Jeremiah Goodman, an artist who painted dreamy, impressionistic watercolors of some of the grandest rooms in the world, died last week in New York at the age of 94. His oeuvre stretches back some 70 years and includes paintings of rooms that belonged to icons like Bruce Weber, Diana Vreeland, and Bob Hope. In 2007, Goodman’s friend and curator Dean Rhys Morgan drummed up late-career interest in the artist with the publication of a monograph, Jeremiah A Romantic Vision (out from Powerhouse Books), and retrospectives in Los Angeles and London. Morgan is now working on a second book of paintings and photographs of Goodman’s life and work for Powerhouse.
“I never thought of Jeremiah as ninety-four,” says Dean Rhys Morgan. “I just thought of him as going on forever.” Morgan, who is currently posted up in Los Angeles working on a book on the Hollywood designer Adrian (out next year from Rizzoli), visited with Goodman in New York, the day before he died peacefully in his sleep. The artist lived a fabulous life, traveling everywhere; his talent won him entrée into the grandest houses imaginable. He painted the inner sanctums of everyone from the Duchess of Windsor to Bruce Weber, Diana Vreeland, and Cecil Beaton. Here, a photograph of the artist painting in Haiti in the 1950’s.
Goodman’s early dreams of becoming a set designer were quickly dashed after a stint in Hollywood, so he turned his talent to painting and illustration. The actor Sir John Gielgud encouraged Goodman to try room portraiture, and one introduction eventually led to another. His talent for evoking the spirit of a room was the defining magic of his work, and he seemed to intuit the spot where someone would gravitate to once they entered that room. “When he went into a room he always considered what time of the day the room was really designed for, and he would start from there,” Morgan says. Here, a rendering of Greta Garbo’s New York living room.
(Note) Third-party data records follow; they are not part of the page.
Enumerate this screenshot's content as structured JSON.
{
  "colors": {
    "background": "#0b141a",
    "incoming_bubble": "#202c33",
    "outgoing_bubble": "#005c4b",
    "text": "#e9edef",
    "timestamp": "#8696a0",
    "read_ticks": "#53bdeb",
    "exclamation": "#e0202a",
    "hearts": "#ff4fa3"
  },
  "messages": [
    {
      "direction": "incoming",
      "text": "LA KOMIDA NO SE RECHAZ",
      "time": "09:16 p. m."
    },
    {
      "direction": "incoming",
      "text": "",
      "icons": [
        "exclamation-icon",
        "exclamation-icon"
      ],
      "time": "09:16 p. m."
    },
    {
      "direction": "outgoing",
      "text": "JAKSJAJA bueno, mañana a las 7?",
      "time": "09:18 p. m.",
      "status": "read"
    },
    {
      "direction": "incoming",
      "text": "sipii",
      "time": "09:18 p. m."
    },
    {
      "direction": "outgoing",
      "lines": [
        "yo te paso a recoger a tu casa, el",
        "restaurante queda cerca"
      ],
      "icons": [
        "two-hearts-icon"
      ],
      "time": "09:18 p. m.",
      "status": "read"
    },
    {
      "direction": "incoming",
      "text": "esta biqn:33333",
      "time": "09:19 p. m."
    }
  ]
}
One of the great joys of Goodman’s life was his house in East Hampton. Around 1957 he purchased the rundown carriage house that had been built in 1917 for the J Harper Poor family. He paid $18,000 for the fixer-upper and tranformed it into a welcoming place for his theater- and art-world friends, who included Edward Albee and Louise Nevelson. “He gave the most wonderful parties there,” Morgan says. “I have a page of his guest book with a drawing and message from Roger Vadim saying, ‘When in New York visit Jerry Goodman.’ ” Goodman sold the house in 1988 and it is now part of the Baker Guesthouse.
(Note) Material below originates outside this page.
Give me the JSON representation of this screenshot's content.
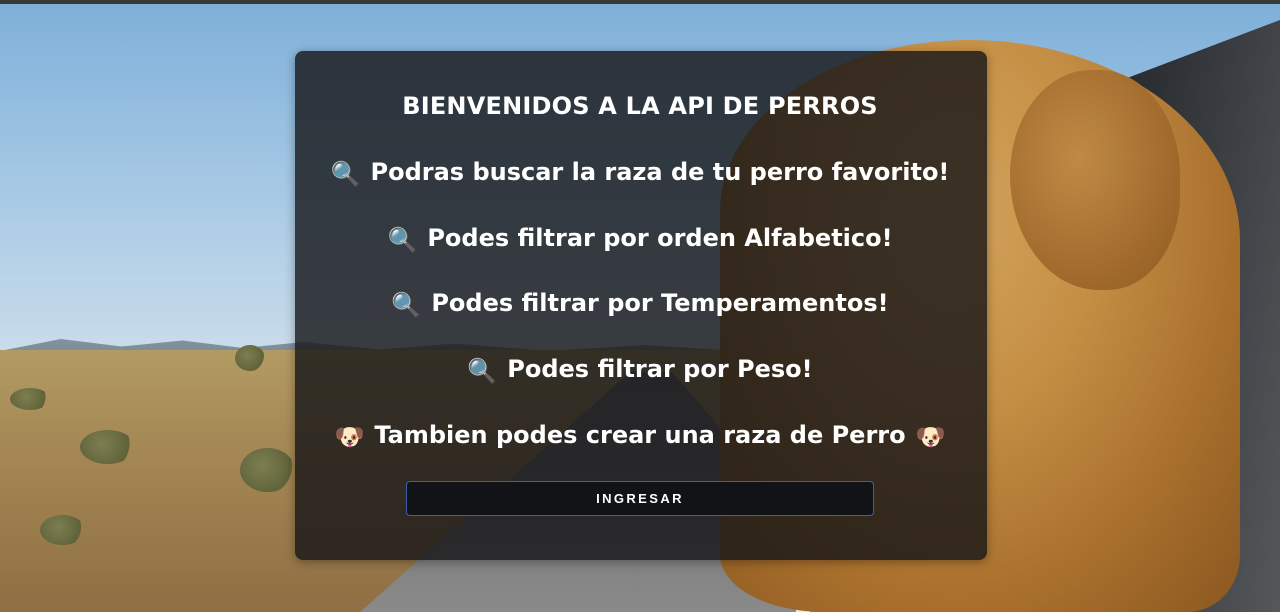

Goodman redesigned the carriage house to include a studio space, seen here. He created the illustrations for Lord & Taylor ads for over 30 years, and worked with decorators such as Billy Baldwin and architect Lee Mindel, who developed a close working relationship with Goodman towards the end of his life.
Goodman had an eye for theatricality, seen here in the living room in East Hampton. The wood wall paneling was repurposed from the renovation of the carriage house; Goodman added a crystal chandelier overhead. He landscaped the property so as to be able to cut branches and field flowers for arrangements.
Goodman favored an open, airy feeling in his redesign of the carriage house, preferring to create vignettes, not rooms, in different areas to use for dining, living, and painting. Here, the confetti tablecloth is Goodman’s own design.
This corner of a room opens onto the pool area and has a Tony Duquette-esque sensibility, thanks to the way Goodman used latticework indoors and then painted it chartreuse. The indoor-outdoor feel extends to the metal lawn chairs used indoors, and to the antique Italian lantern — made from a metal table base painted white — that hung over the table. Goodman’s fantasy arrangements combined fruits and greens, such as the pineapple topping the ferns in the corner.
The painted lattice motif takes off in this room with lattice banquets covered in quilted cotton fabric cushions. The Indian tables are painted and the tops mirrored for — what else? — a disco ball centerpiece. The screen in the corner is covered in the same polka dot fabric as the curtains.
Goodman’s ability to capture the essence of a room’s personality is perfectly expressed in his rendering of Diana Vreeland’s Park Avenue living room. Vreeland asked interior designer Billy Baldwin to create “a garden in hell” for her, and he did just that. Goodman painted the intense cozy closeness — the kind that made you forget the world outside — of that room. Admirers can order a print of his work here.